In our rarely-running kinda-series Should You See It? we talk about movies that just came out. You can figure out the rest of the premise from the title of the series. That’s right: We talk recipes. Should you see Nymphomaniac?
“Beneath the gazes, beneath the hands, beneath the sexes that defiled her, the whips that rent her, she lost herself in a delirious absence from herself which restored her to love and, perhaps, brought her to the edge of death.” —from The Story of O
Parenthesis in Greek means ‘put in beside’ so it’s only fitting that the title of Lars von Trier’s latest film includes an empty set (it’s stylized as “Nymph()maniac“), a nothing story inside a nothing story. The story operates on the frame tale level; that is, our protagonist Joe relates her tale of sexual deviance from childhood forward to the eager ears of Seligman, an older male virgin (which later becomes important) after he finds her in an alleyway, obviously beaten up.
The main problem with the film is that Joe is constantly interrupted in her telling by Seligman, an obsequious listener if there ever was one. The film must center safely back around to its frame at the end, which deflates what’s at stake for the viewer. And center around it does; this was the moment of unexpectedness though. What transpires between Joe and Seligman in those final moments completely derails the film and its message, but I will not be the one to spoil it for the reader.

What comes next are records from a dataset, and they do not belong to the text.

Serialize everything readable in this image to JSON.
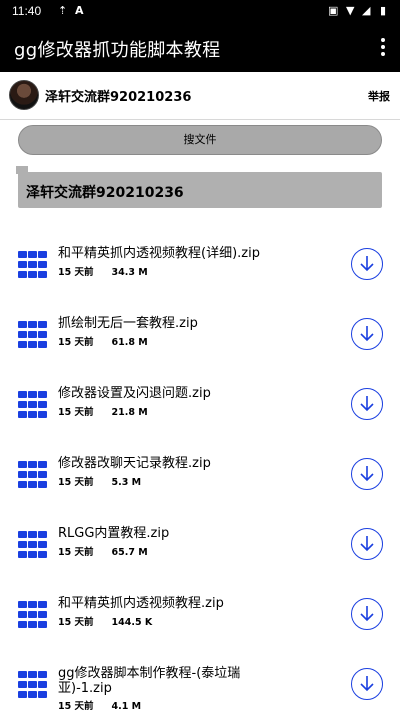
{
  "status_bar": {
    "time": "11:40",
    "icons": [
      "upload-icon",
      "font-icon",
      "lock-icon",
      "wifi-icon",
      "signal-icon",
      "battery-icon"
    ]
  },
  "app_bar": {
    "title": "gg修改器抓功能脚本教程",
    "menu_icon": "more-vert-icon"
  },
  "user_bar": {
    "username": "泽轩交流群920210236",
    "report_label": "举报"
  },
  "search": {
    "button_label": "搜文件"
  },
  "group": {
    "label": "泽轩交流群920210236"
  },
  "files": [
    {
      "name": "和平精英抓内透视频教程(详细).zip",
      "time": "15 天前",
      "size": "34.3 M"
    },
    {
      "name": "抓绘制无后一套教程.zip",
      "time": "15 天前",
      "size": "61.8 M"
    },
    {
      "name": "修改器设置及闪退问题.zip",
      "time": "15 天前",
      "size": "21.8 M"
    },
    {
      "name": "修改器改聊天记录教程.zip",
      "time": "15 天前",
      "size": "5.3 M"
    },
    {
      "name": "RLGG内置教程.zip",
      "time": "15 天前",
      "size": "65.7 M"
    },
    {
      "name": "和平精英抓内透视频教程.zip",
      "time": "15 天前",
      "size": "144.5 K"
    },
    {
      "name": "gg修改器脚本制作教程-(泰垃瑞亚)-1.zip",
      "time": "15 天前",
      "size": "4.1 M"
    }
  ],
  "colors": {
    "bar_bg": "#000000",
    "accent_blue": "#1a3fe0",
    "button_gray": "#a9a9a9"
  }
}
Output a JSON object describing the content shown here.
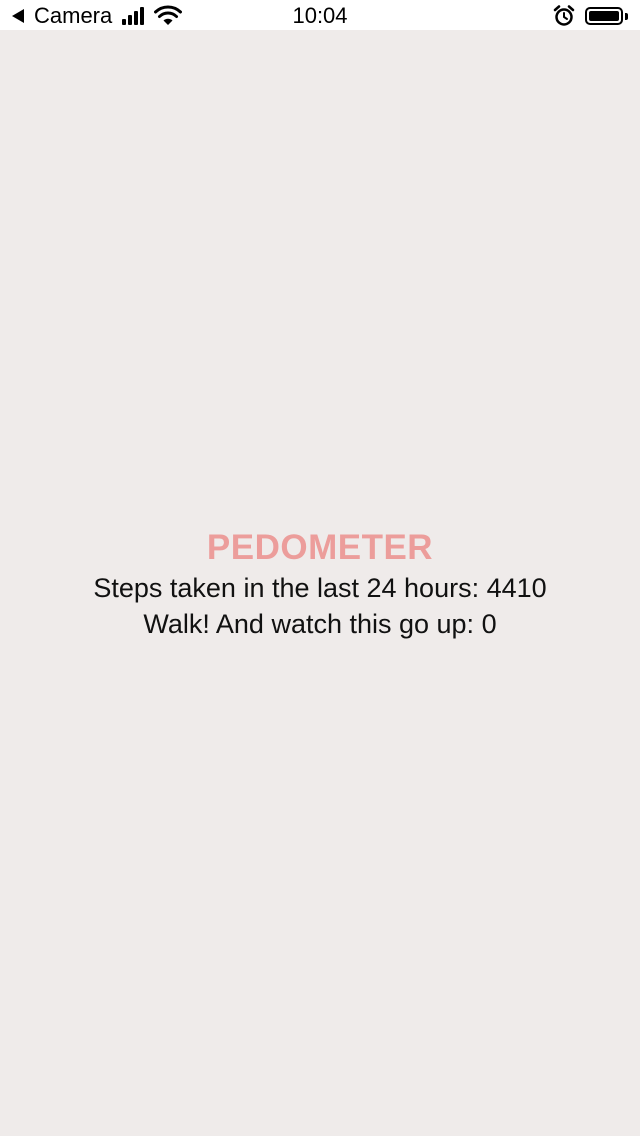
{
  "status_bar": {
    "back_label": "Camera",
    "time": "10:04",
    "signal_bars": 4,
    "battery_level": 1.0
  },
  "pedometer": {
    "title": "PEDOMETER",
    "past_steps_label": "Steps taken in the last 24 hours: 4410",
    "live_steps_label": "Walk! And watch this go up: 0"
  },
  "colors": {
    "background": "#efebea",
    "title": "#ec9d9b",
    "text": "#111111"
  }
}
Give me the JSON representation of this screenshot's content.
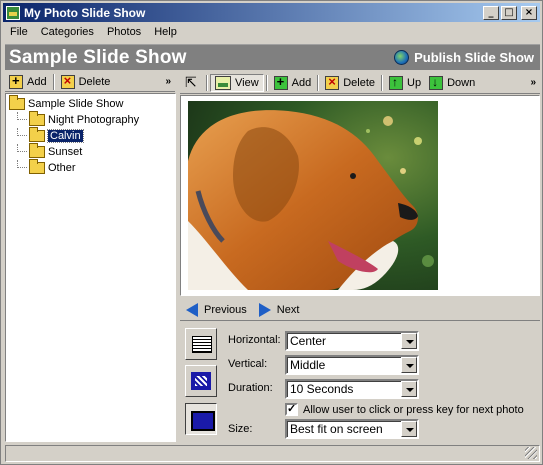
{
  "window": {
    "title": "My Photo Slide Show"
  },
  "menu": [
    "File",
    "Categories",
    "Photos",
    "Help"
  ],
  "banner": {
    "title": "Sample Slide Show",
    "publish_label": "Publish Slide Show"
  },
  "left_toolbar": {
    "add_label": "Add",
    "delete_label": "Delete"
  },
  "tree": {
    "root": "Sample Slide Show",
    "children": [
      "Night Photography",
      "Calvin",
      "Sunset",
      "Other"
    ],
    "selected": "Calvin"
  },
  "right_toolbar": {
    "view_label": "View",
    "add_label": "Add",
    "delete_label": "Delete",
    "up_label": "Up",
    "down_label": "Down"
  },
  "nav": {
    "previous_label": "Previous",
    "next_label": "Next"
  },
  "settings": {
    "horizontal": {
      "label": "Horizontal:",
      "value": "Center"
    },
    "vertical": {
      "label": "Vertical:",
      "value": "Middle"
    },
    "duration": {
      "label": "Duration:",
      "value": "10 Seconds"
    },
    "allow_click": {
      "label": "Allow user to click or press key for next photo",
      "checked": true
    },
    "size": {
      "label": "Size:",
      "value": "Best fit on screen"
    }
  },
  "colors": {
    "titlebar": "#0a246a",
    "banner": "#808080",
    "selection": "#0a246a",
    "nav_arrow": "#1f5fc6"
  }
}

What I will take umbrage with is the fact that the more “salacious” aspects of the film (the erect penises, the S&M, the graphicness of the presentation, Joe screaming “Fill all my holes”) are not nearly as “offending” (though I’m very hesitant to use this word) as the moral statements made by the director through his characters. It becomes very obvious when Joe is talking and when Lars von Trier is talking through Joe. Von Trier all but preaches about how we should not silence aspects of our vocabulary for fear that we silence ourselves; but then he launches, through Joe, into a tirade about how pedophilia is like any other sexuality and how the 96% of pedophiles who don’t act on their urges should be “given a medal” for bravely squelching their desires. I take huge insult to these claims. Pedophilia is learned behavior, not innate. Not acting on desire or lust is not commensurate to bravery. Once again, von Trier sacrifices in terms of actual filmic development to focus on his status as a provocateur. Unfortunately this game is tired and boring, especially coming in the middle of a combined five-hour romp. I feel like I was constantly being prodded into offense; luckily for me, I’m offended by very little. But I still felt like the whole story amounts to nothing more than a way for von Trier to poke a stick at his audience. What he loses in this, of course, is the sincerity of Joe and her story. She unapologetically owns her sexuality at several points throughout the film. To have her become nothing more than a soapbox is typical of von Trier’s treatment of women.
Should you see it?
If you want original story, see the film Salo by Pasolini or read its precursor, The 120 Days of Sodom by the Marquis de Sade. Or you can read The Story of O by Pauline Reage. If it’s a good Lars von Trier movie you want to see, try Melancolia or Dancer in the Dark. But you can safely pass on Nymphomaniac.
Jonathan May watches too much television, but he’s just playing catch-up from a childhood spent in Zimbabwe. You can read his poetry at owenmay.com, follow him on Twitter at @jonowenmay, or email him at email@example.com.